Despite failing to show significant statistical results in a recent trial, Raptor Pharmaceutical Corp has announced it still plans to move forward on development of its brain disorder drug RP103.
So far, the drug has been evaluated in patients with Huntington’s Disease. This is a genetic neurodegenerative disorder that affects muscle coordination, often leading to mental decline and some behavioral problems.
“The 36-month efficacy results from the CYST-HD study are clinically meaningful and suggest that RP103 may play an important role in the treatment of Huntington’s disease,” explains Dominique Bonneau, M.D., who is a Professor of Medical Genetics at the CHU d’Angers. The principal investigator for CYST-HD goe son to say, “These data warrant further assessment as there remains a clear need for new, safe and tolerable therapies to treat this disease.”

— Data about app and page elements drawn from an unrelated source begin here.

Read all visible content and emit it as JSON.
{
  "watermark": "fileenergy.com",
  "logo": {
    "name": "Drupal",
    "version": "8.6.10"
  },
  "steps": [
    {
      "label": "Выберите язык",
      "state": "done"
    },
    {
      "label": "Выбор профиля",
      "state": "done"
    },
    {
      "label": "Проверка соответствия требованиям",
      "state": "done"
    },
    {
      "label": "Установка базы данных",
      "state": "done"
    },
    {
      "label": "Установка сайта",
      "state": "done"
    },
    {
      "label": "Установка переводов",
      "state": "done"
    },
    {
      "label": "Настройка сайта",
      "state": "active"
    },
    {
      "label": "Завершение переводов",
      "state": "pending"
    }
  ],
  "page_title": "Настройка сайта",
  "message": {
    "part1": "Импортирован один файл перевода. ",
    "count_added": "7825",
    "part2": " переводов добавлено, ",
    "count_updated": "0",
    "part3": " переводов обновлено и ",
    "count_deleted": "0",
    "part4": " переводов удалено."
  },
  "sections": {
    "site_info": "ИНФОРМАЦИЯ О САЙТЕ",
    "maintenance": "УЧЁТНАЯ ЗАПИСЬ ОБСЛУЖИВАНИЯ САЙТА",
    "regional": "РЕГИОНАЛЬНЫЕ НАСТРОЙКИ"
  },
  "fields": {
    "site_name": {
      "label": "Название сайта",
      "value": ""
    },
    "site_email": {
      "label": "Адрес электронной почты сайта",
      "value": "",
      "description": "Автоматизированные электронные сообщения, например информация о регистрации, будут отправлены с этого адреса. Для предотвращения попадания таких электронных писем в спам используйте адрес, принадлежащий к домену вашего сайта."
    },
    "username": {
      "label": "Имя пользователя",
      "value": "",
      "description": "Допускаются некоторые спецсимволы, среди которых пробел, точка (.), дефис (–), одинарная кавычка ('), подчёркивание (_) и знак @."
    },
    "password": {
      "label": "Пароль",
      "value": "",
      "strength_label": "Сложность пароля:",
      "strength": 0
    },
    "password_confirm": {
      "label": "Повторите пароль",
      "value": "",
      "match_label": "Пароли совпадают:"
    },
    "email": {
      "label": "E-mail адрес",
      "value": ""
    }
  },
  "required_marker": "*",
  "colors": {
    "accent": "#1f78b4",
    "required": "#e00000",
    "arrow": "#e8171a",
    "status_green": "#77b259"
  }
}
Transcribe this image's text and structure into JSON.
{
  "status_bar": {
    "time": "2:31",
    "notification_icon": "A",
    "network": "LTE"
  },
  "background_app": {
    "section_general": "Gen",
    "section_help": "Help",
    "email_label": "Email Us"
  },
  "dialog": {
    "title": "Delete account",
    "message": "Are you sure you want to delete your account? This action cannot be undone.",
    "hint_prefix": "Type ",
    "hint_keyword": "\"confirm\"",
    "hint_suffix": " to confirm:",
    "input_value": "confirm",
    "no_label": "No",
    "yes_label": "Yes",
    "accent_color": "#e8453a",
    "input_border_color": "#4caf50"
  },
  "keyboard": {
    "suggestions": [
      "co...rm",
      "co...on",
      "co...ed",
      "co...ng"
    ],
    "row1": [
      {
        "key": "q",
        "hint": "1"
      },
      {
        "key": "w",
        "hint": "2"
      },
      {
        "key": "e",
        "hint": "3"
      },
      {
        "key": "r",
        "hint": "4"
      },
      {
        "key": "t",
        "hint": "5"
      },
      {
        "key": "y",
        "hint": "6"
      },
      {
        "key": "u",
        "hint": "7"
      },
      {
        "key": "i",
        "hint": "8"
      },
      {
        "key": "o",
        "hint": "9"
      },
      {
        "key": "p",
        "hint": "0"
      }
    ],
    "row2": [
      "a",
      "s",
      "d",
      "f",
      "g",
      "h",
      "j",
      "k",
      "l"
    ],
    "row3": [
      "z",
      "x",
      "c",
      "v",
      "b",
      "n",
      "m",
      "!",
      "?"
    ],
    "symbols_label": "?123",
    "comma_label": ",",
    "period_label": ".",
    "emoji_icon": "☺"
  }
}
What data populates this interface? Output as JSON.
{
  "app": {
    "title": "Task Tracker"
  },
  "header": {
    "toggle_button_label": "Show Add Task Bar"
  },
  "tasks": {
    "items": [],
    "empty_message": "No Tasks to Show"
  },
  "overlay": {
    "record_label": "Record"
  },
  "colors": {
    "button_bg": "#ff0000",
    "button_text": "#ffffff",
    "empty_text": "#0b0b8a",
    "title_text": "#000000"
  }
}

In light of moving forward, Raptor President and CEO, Julie Anne Smith, says, “We are excited to be advancing a treatment that has the potential to slow the rate of motor and functional decline in Huntington’s disease patients. Such a therapy holds promise to be transformational for patients and is perfectly aligned with our strategic focus to develop and commercialize therapies that bring significant relief to patients and families living with life-threatening diseases. We look forward to discussing the 36-month data with the regulatory authorities and to advancing RP103 in a confirmatory study.”
Finally, Christopher Ross, MD, PhD explains, “These promising data along with substantial pre-clinical data support the treatment potential of RP103 in individuals with Huntington disease.” Ross is a Professor of Psychiatry, Neurology, Pharmacology and Neuroscience as well as the Director of Division of Neurology and the Director of the Baltimore Huntington’s Disease Center at Johns Hopkins University School of Medicine. He is also the Co-chair Scientific Affairs Committee of the Huntington Study Group and he adds, “The HSG is excited to partner with Raptor on the future development of RP103 in Huntington disease.”